So what we have to do is really rely on actions rather than words; get them to produce actions and also give them information about the problem we are presenting in terms of real physical objects in their immediate environment. So, for example, we've been doing very exciting work about babies and young children's understanding of statistics. Any grown-up that has taken a statistics class will tell you, grown-ups are terrible [at statistics]. In fact, Danny Kahneman got the Nobel Prize for showing how bad grown-ups at explicitly thinking about probabilities but when we take three year olds, unfortunately, we would never do anything as lunatic as ask them about probabilities, but if we actually give them a real machine that operates according to probabilistic principles and just get them to operate the machine then you suddenly realize, "Oh, wait a minute. They actually are implicitly understanding all of the things like conditional probability."
Question: Can babies’ minds teach us about mental disorders such as schizophrenia?
Alison Gopnik: It's always a very big leap to go from any kind of science to clinical cases because clinical cases are so complicated, but I do think there may be some evidence now that there is a kind of continuum between schizophrenia and, say, creativity.

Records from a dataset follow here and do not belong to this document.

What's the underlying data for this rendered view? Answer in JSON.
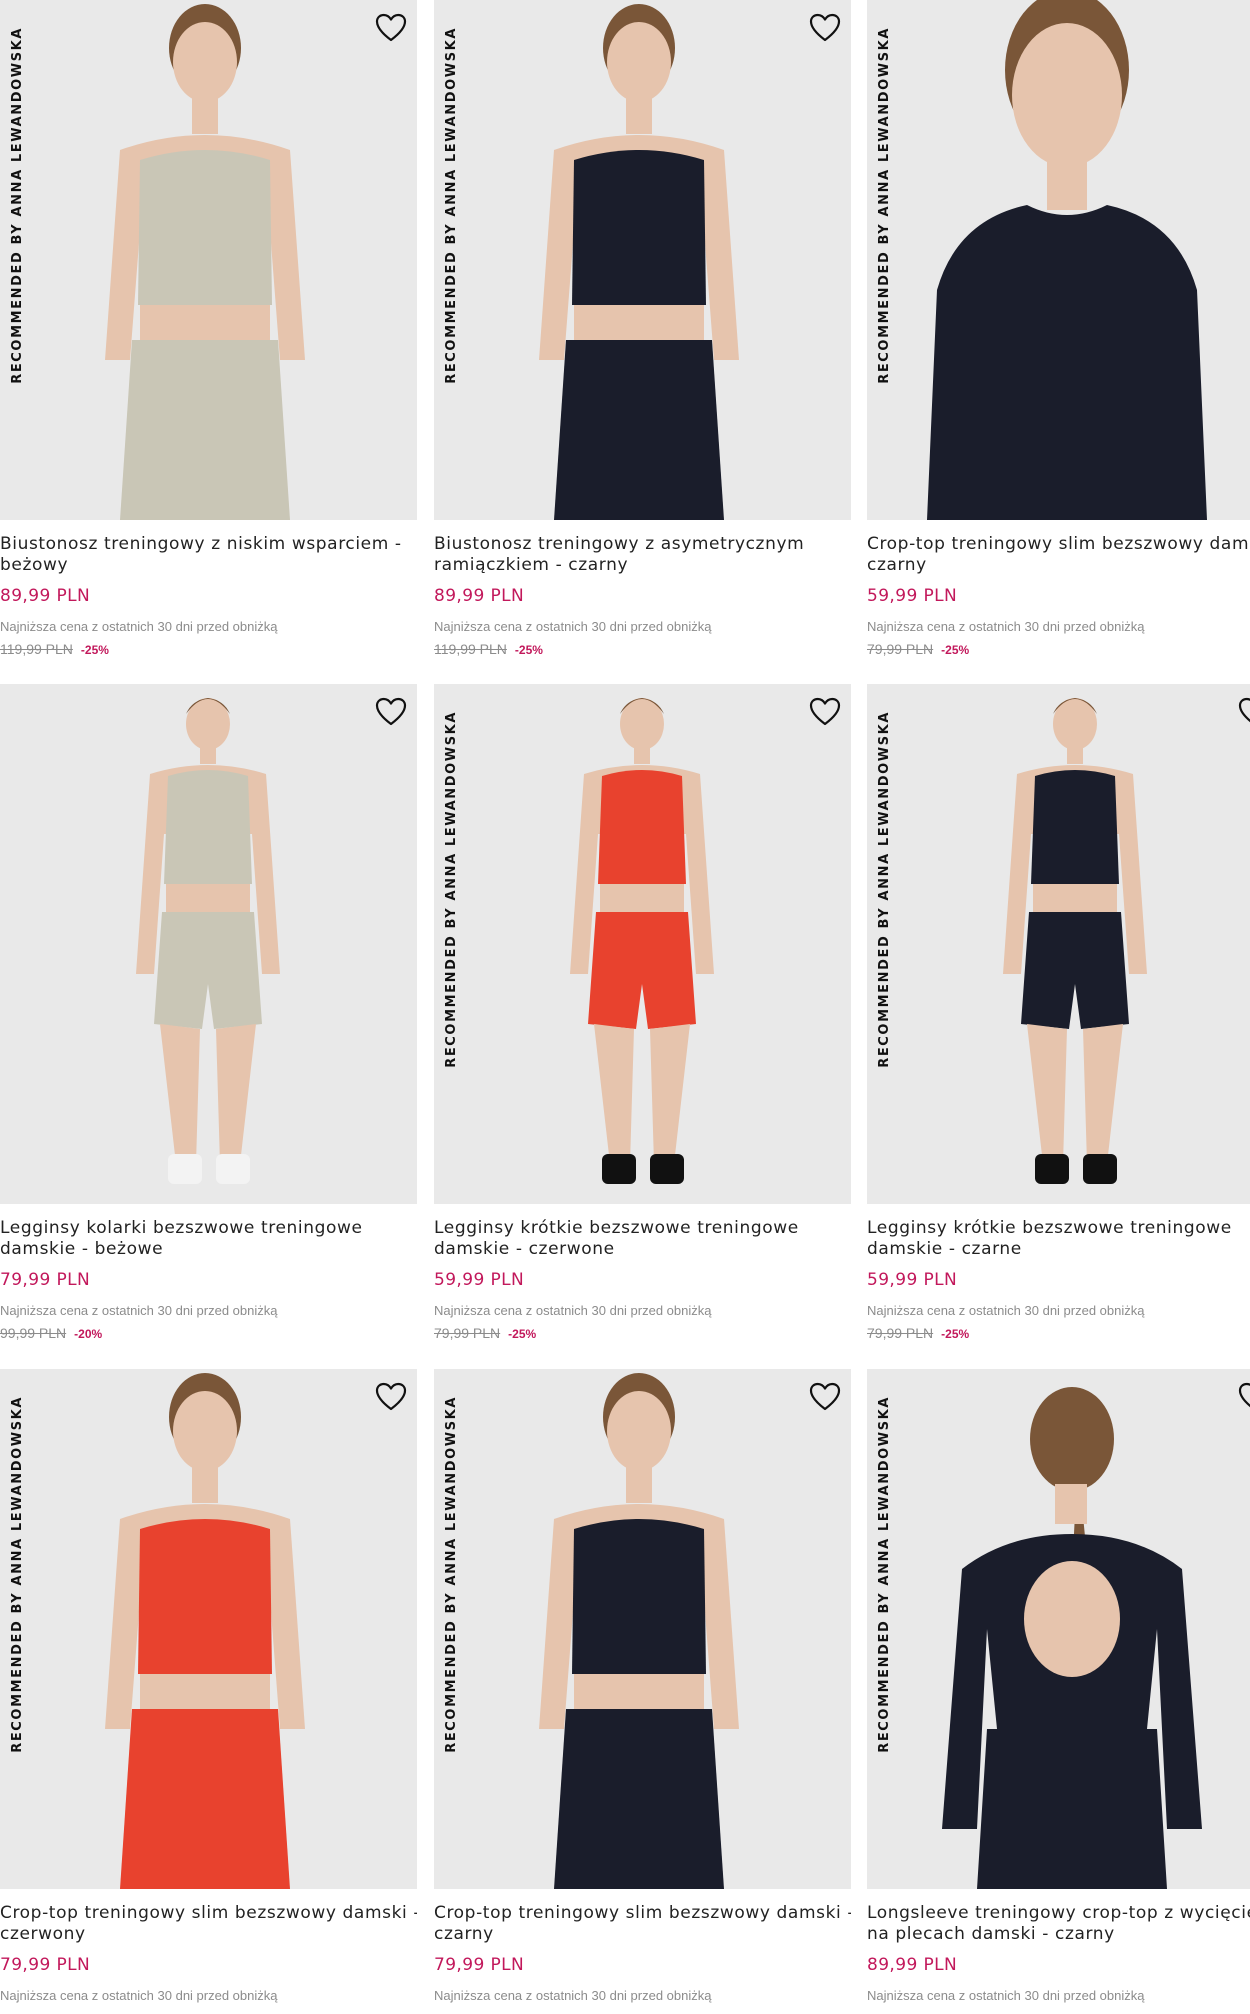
{
  "colors": {
    "price": "#c2185b",
    "muted": "#8c8c8c",
    "photo_bg": "#e9e9e9"
  },
  "rec_label": "RECOMMENDED BY ANNA LEWANDOWSKA",
  "lowest_label": "Najniższa cena z ostatnich 30 dni przed obniżką",
  "products": [
    {
      "title_l1": "Biustonosz treningowy z niskim wsparciem -",
      "title_l2": "beżowy",
      "price": "89,99 PLN",
      "old_price": "119,99 PLN",
      "discount": "-25%",
      "has_label": true,
      "top_color": "#c9c6b6",
      "bottom_color": "#c9c6b6",
      "icon": "heart-icon"
    },
    {
      "title_l1": "Biustonosz treningowy z asymetrycznym",
      "title_l2": "ramiączkiem - czarny",
      "price": "89,99 PLN",
      "old_price": "119,99 PLN",
      "discount": "-25%",
      "has_label": true,
      "top_color": "#1a1d2b",
      "bottom_color": "#1a1d2b",
      "icon": "heart-icon"
    },
    {
      "title_l1": "Crop-top treningowy slim bezszwowy damski -",
      "title_l2": "czarny",
      "price": "59,99 PLN",
      "old_price": "79,99 PLN",
      "discount": "-25%",
      "has_label": true,
      "top_color": "#1a1d2b",
      "bottom_color": "#1a1d2b",
      "icon": "heart-icon"
    },
    {
      "title_l1": "Legginsy kolarki bezszwowe treningowe",
      "title_l2": "damskie - beżowe",
      "price": "79,99 PLN",
      "old_price": "99,99 PLN",
      "discount": "-20%",
      "has_label": false,
      "top_color": "#c9c6b6",
      "bottom_color": "#c9c6b6",
      "icon": "heart-icon"
    },
    {
      "title_l1": "Legginsy krótkie bezszwowe treningowe",
      "title_l2": "damskie - czerwone",
      "price": "59,99 PLN",
      "old_price": "79,99 PLN",
      "discount": "-25%",
      "has_label": true,
      "top_color": "#e8422e",
      "bottom_color": "#e8422e",
      "icon": "heart-icon"
    },
    {
      "title_l1": "Legginsy krótkie bezszwowe treningowe",
      "title_l2": "damskie - czarne",
      "price": "59,99 PLN",
      "old_price": "79,99 PLN",
      "discount": "-25%",
      "has_label": true,
      "top_color": "#1a1d2b",
      "bottom_color": "#1a1d2b",
      "icon": "heart-icon"
    },
    {
      "title_l1": "Crop-top treningowy slim bezszwowy damski -",
      "title_l2": "czerwony",
      "price": "79,99 PLN",
      "has_label": true,
      "top_color": "#e8422e",
      "bottom_color": "#e8422e",
      "icon": "heart-icon"
    },
    {
      "title_l1": "Crop-top treningowy slim bezszwowy damski -",
      "title_l2": "czarny",
      "price": "79,99 PLN",
      "has_label": true,
      "top_color": "#1a1d2b",
      "bottom_color": "#1a1d2b",
      "icon": "heart-icon"
    },
    {
      "title_l1": "Longsleeve treningowy crop-top z wycięciem",
      "title_l2": "na plecach damski - czarny",
      "price": "89,99 PLN",
      "has_label": true,
      "top_color": "#1a1d2b",
      "bottom_color": "#1a1d2b",
      "icon": "heart-icon"
    }
  ]
}
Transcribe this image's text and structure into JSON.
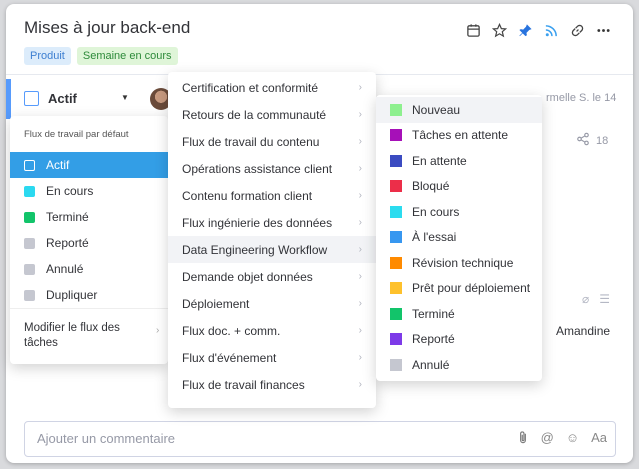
{
  "header": {
    "title": "Mises à jour back-end",
    "tags": [
      {
        "label": "Produit",
        "color": "#dcecfb"
      },
      {
        "label": "Semaine en cours",
        "color": "#dff5d8"
      }
    ],
    "toolbar_icons": [
      "calendar-icon",
      "star-icon",
      "pin-icon",
      "rss-icon",
      "link-icon",
      "more-icon"
    ]
  },
  "status": {
    "label": "Actif"
  },
  "background": {
    "updated_text": "rmelle S. le 14",
    "share_count": "18",
    "assignee": "Amandine"
  },
  "status_menu": {
    "header": "Flux de travail par défaut",
    "items": [
      {
        "label": "Actif",
        "color": "#339ee6",
        "selected": true
      },
      {
        "label": "En cours",
        "color": "#2bd9f0"
      },
      {
        "label": "Terminé",
        "color": "#12c46a"
      },
      {
        "label": "Reporté",
        "color": "#c5c7d0"
      },
      {
        "label": "Annulé",
        "color": "#c5c7d0"
      },
      {
        "label": "Dupliquer",
        "color": "#c5c7d0"
      }
    ],
    "modify_label": "Modifier le flux des tâches"
  },
  "workflow_menu": {
    "items": [
      "Certification et conformité",
      "Retours de la communauté",
      "Flux de travail du contenu",
      "Opérations assistance client",
      "Contenu formation client",
      "Flux ingénierie des données",
      "Data Engineering Workflow",
      "Demande objet données",
      "Déploiement",
      "Flux doc. + comm.",
      "Flux d'événement",
      "Flux de travail finances"
    ],
    "highlighted_index": 6
  },
  "submenu": {
    "items": [
      {
        "label": "Nouveau",
        "color": "#8ef08f"
      },
      {
        "label": "Tâches en attente",
        "color": "#a610b8"
      },
      {
        "label": "En attente",
        "color": "#3b4bc1"
      },
      {
        "label": "Bloqué",
        "color": "#ec2e49"
      },
      {
        "label": "En cours",
        "color": "#2bdcef"
      },
      {
        "label": "À l'essai",
        "color": "#3797f0"
      },
      {
        "label": "Révision technique",
        "color": "#ff8a00"
      },
      {
        "label": "Prêt pour déploiement",
        "color": "#fec12c"
      },
      {
        "label": "Terminé",
        "color": "#12c46a"
      },
      {
        "label": "Reporté",
        "color": "#7d3ae8"
      },
      {
        "label": "Annulé",
        "color": "#c5c7d0"
      }
    ]
  },
  "comment": {
    "placeholder": "Ajouter un commentaire",
    "icons": [
      "attach-icon",
      "mention-icon",
      "emoji-icon",
      "format-icon"
    ],
    "format_label": "Aa"
  }
}
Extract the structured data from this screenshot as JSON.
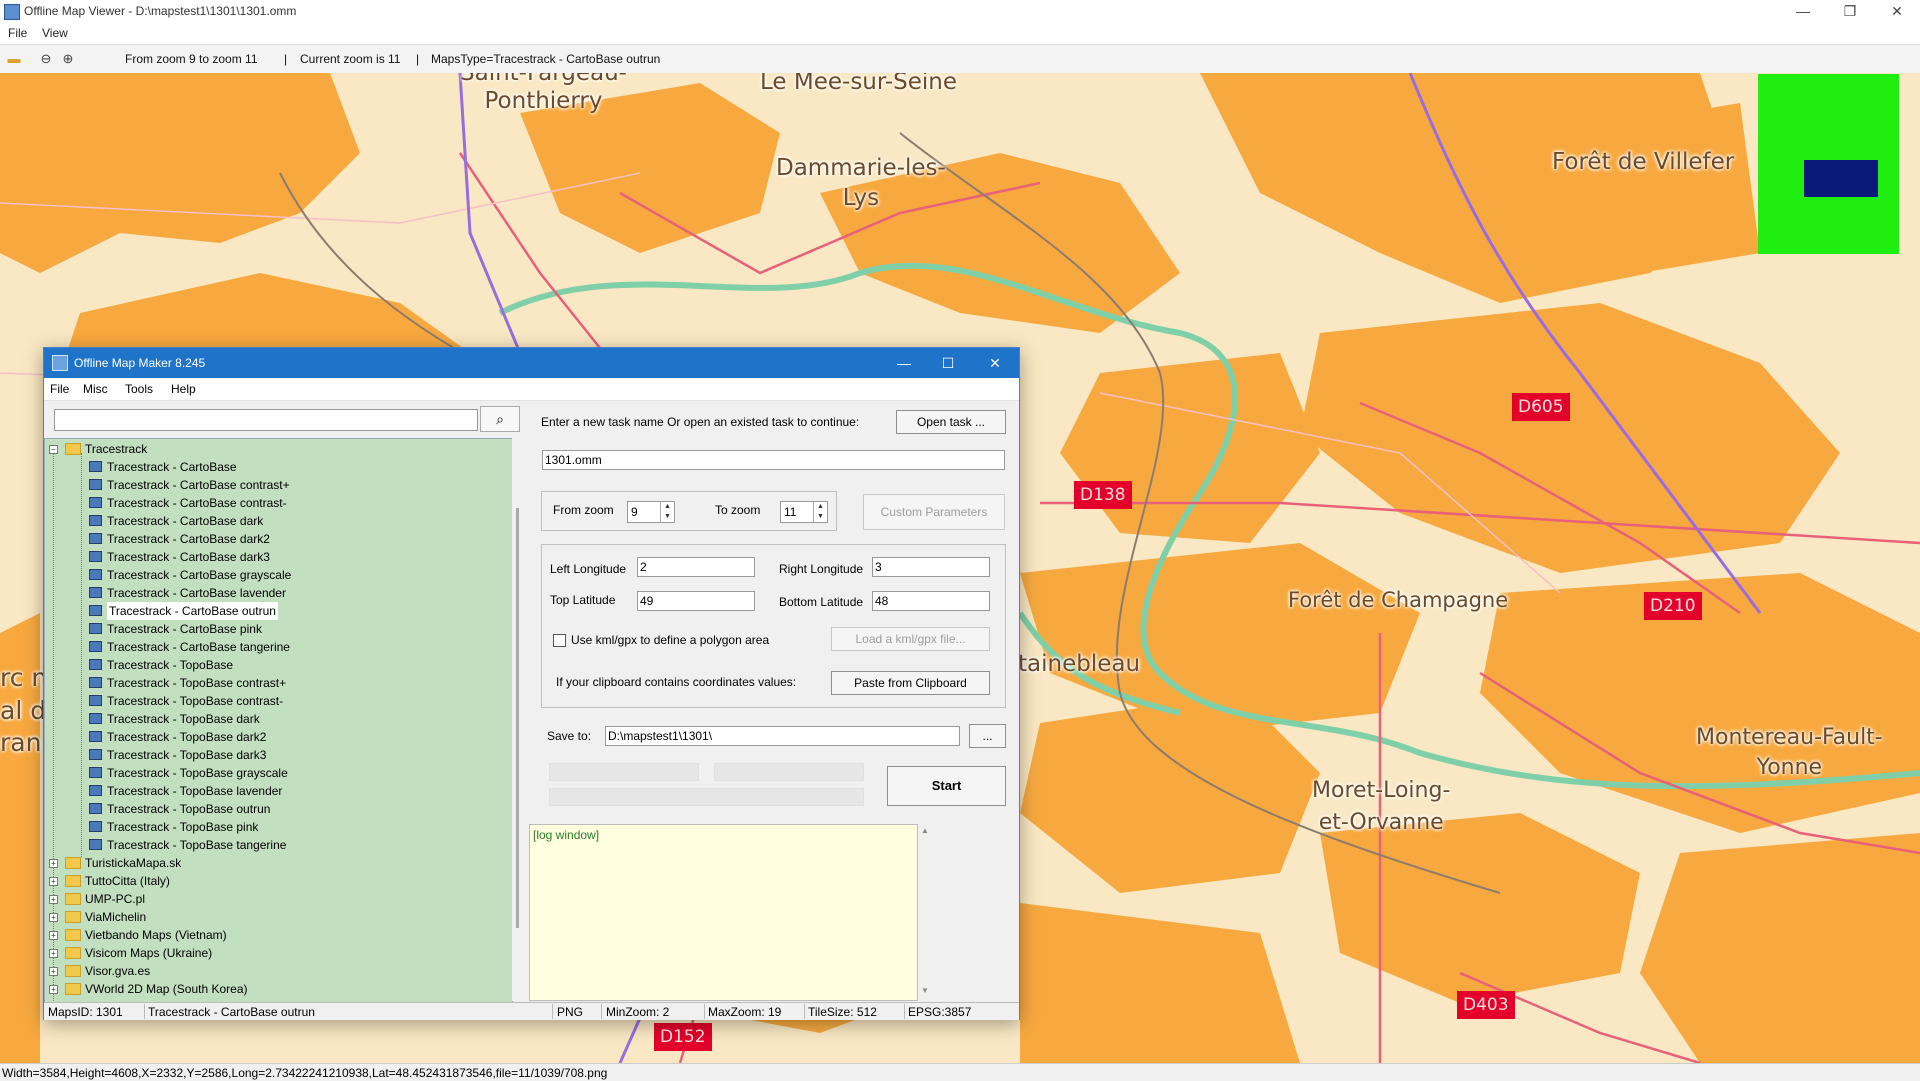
{
  "window": {
    "title": "Offline Map Viewer - D:\\mapstest1\\1301\\1301.omm",
    "menu": [
      "File",
      "View"
    ],
    "controls": {
      "minimize": "—",
      "maximize": "❐",
      "close": "✕"
    }
  },
  "toolbar": {
    "zoom_range": "From zoom 9 to zoom 11",
    "current_zoom": "Current zoom is 11",
    "maps_type": "MapsType=Tracestrack - CartoBase outrun",
    "sep": "|"
  },
  "map": {
    "labels": [
      "Saint-Fargeau-\nPonthierry",
      "Le Mee-sur-Seine",
      "Dammarie-les-\nLys",
      "Forêt de Villefer",
      "Forêt de Champagne",
      "tainebleau",
      "Montereau-Fault-\nYonne",
      "Moret-Loing-\net-Orvanne",
      "rc n",
      "al d",
      "ran"
    ],
    "roads": [
      "D605",
      "D138",
      "D210",
      "D403",
      "D152"
    ],
    "colors": {
      "urban": "#f7a93f",
      "water": "#7fd0a8",
      "rail": "#9b6ce0",
      "road": "#e8607a",
      "background": "#f9e8c3"
    }
  },
  "statusbar": {
    "text": "Width=3584,Height=4608,X=2332,Y=2586,Long=2.73422241210938,Lat=48.452431873546,file=11/1039/708.png"
  },
  "dialog": {
    "title": "Offline Map Maker 8.245",
    "menu": [
      "File",
      "Misc",
      "Tools",
      "Help"
    ],
    "search_value": "",
    "controls": {
      "minimize": "—",
      "maximize": "☐",
      "close": "✕"
    },
    "tree": {
      "root": "Tracestrack",
      "items": [
        "Tracestrack - CartoBase",
        "Tracestrack - CartoBase contrast+",
        "Tracestrack - CartoBase contrast-",
        "Tracestrack - CartoBase dark",
        "Tracestrack - CartoBase dark2",
        "Tracestrack - CartoBase dark3",
        "Tracestrack - CartoBase grayscale",
        "Tracestrack - CartoBase lavender",
        "Tracestrack - CartoBase outrun",
        "Tracestrack - CartoBase pink",
        "Tracestrack - CartoBase tangerine",
        "Tracestrack - TopoBase",
        "Tracestrack - TopoBase contrast+",
        "Tracestrack - TopoBase contrast-",
        "Tracestrack - TopoBase dark",
        "Tracestrack - TopoBase dark2",
        "Tracestrack - TopoBase dark3",
        "Tracestrack - TopoBase grayscale",
        "Tracestrack - TopoBase lavender",
        "Tracestrack - TopoBase outrun",
        "Tracestrack - TopoBase pink",
        "Tracestrack - TopoBase tangerine"
      ],
      "selected": "Tracestrack - CartoBase outrun",
      "folders": [
        "TuristickaMapa.sk",
        "TuttoCitta (Italy)",
        "UMP-PC.pl",
        "ViaMichelin",
        "Vietbando Maps (Vietnam)",
        "Visicom Maps (Ukraine)",
        "Visor.gva.es",
        "VWorld 2D Map (South Korea)"
      ]
    },
    "task_prompt": "Enter a new task name Or open an existed task to continue:",
    "open_task_label": "Open task ...",
    "task_name": "1301.omm",
    "from_zoom_label": "From zoom",
    "from_zoom": "9",
    "to_zoom_label": "To zoom",
    "to_zoom": "11",
    "custom_params_label": "Custom Parameters",
    "left_lon_label": "Left Longitude",
    "left_lon": "2",
    "right_lon_label": "Right Longitude",
    "right_lon": "3",
    "top_lat_label": "Top Latitude",
    "top_lat": "49",
    "bottom_lat_label": "Bottom Latitude",
    "bottom_lat": "48",
    "kml_label": "Use kml/gpx to define a polygon area",
    "kml_checked": false,
    "load_kml_label": "Load a kml/gpx file...",
    "clipboard_prompt": "If your clipboard contains coordinates values:",
    "paste_label": "Paste from Clipboard",
    "save_to_label": "Save to:",
    "save_to": "D:\\mapstest1\\1301\\",
    "browse_label": "...",
    "start_label": "Start",
    "progress": [
      0,
      0,
      0
    ],
    "log_text": "[log window]",
    "status": {
      "maps_id": "MapsID: 1301",
      "map_name": "Tracestrack - CartoBase outrun",
      "format": "PNG",
      "min_zoom": "MinZoom: 2",
      "max_zoom": "MaxZoom: 19",
      "tile_size": "TileSize: 512",
      "epsg": "EPSG:3857"
    }
  }
}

So schizophrenia seems to be a kind of occupational hazard of poets for instance that there seems to be some connections between those things and those seem to be connected with some of the neurological phenomena that we also see with very young babies. Essentially, not having a lot of top down control—typically, for the way the adult brain works, the aspect of the adult brain that adults are most interested in, is that the prefrontal region, which is sort of the brain's Head Office where the chief executives are. A lot of what goes on in adults is that [the prefrontal region] shuts down big enormous other parts of the brain. One of the things that happens when you dream, for instance, is that kind of really ferocious control gets lifted and there's a little evidence that a least with some kinds of mental disorders and with adult creativity and in infancy. Some of what's happening is that that ferocious control is disappearing, which is a good thing for babies, not a good thing for adults who have to find their way around the world.
Question: Given that babies are hyper-sensitive, do you worry they carry lifelong mental scars from unanesthetized surgery?
Alison Gopnik: Nah. One of the things that we've discovered about babies is that part of what makes them such great learners is that they're extremely what neuroscientists call plastic. Their minds are capable of changing. And that also means that they're tremendously resilient. So we have a lot of evidence, even if you look at say the Romanian orphans. These poor babies who were brought up in just terrible circumstances. Lying in cribs, just sort of barely being kept alive, but no one ever interacting with me. When they were three, they looked terribly, terribly damaged but when they got adopted by British families with some exceptions but for the most part most of those babies turned out perfectly well. So there is tremendous resilience in the system and when there is damage it's usually because there is an interaction between early environments and later environments. So most babies who are growing up in bad circumstances don't have the luck that the remaining orphans had of being plucked out and now being put in very good circumstances.
Question: If you could have an adult conversation with an infant, what would you ask?
Alison Gopnik: Yeah, that's a good question. So John Flavell, who was the great developmental psychologists of the 20th century, said that he would give everything that he possessed to have just three minutes inside of the head of a baby and I feel that way, too. The trouble is, I probably wouldn't be able to understand a lot of what they were saying, even if they could say it. So I think I'd want to ask them, "What's it like?" "What are you seeing at this moment?" "How many things do you know about?" "What do you think about the adults around you?" But my suspicion is that even if they could talk, probably part of the reason why they aren't talking yet is because what they would say would be in a language that I couldn't quite understand
Recorded on: October 8, 2009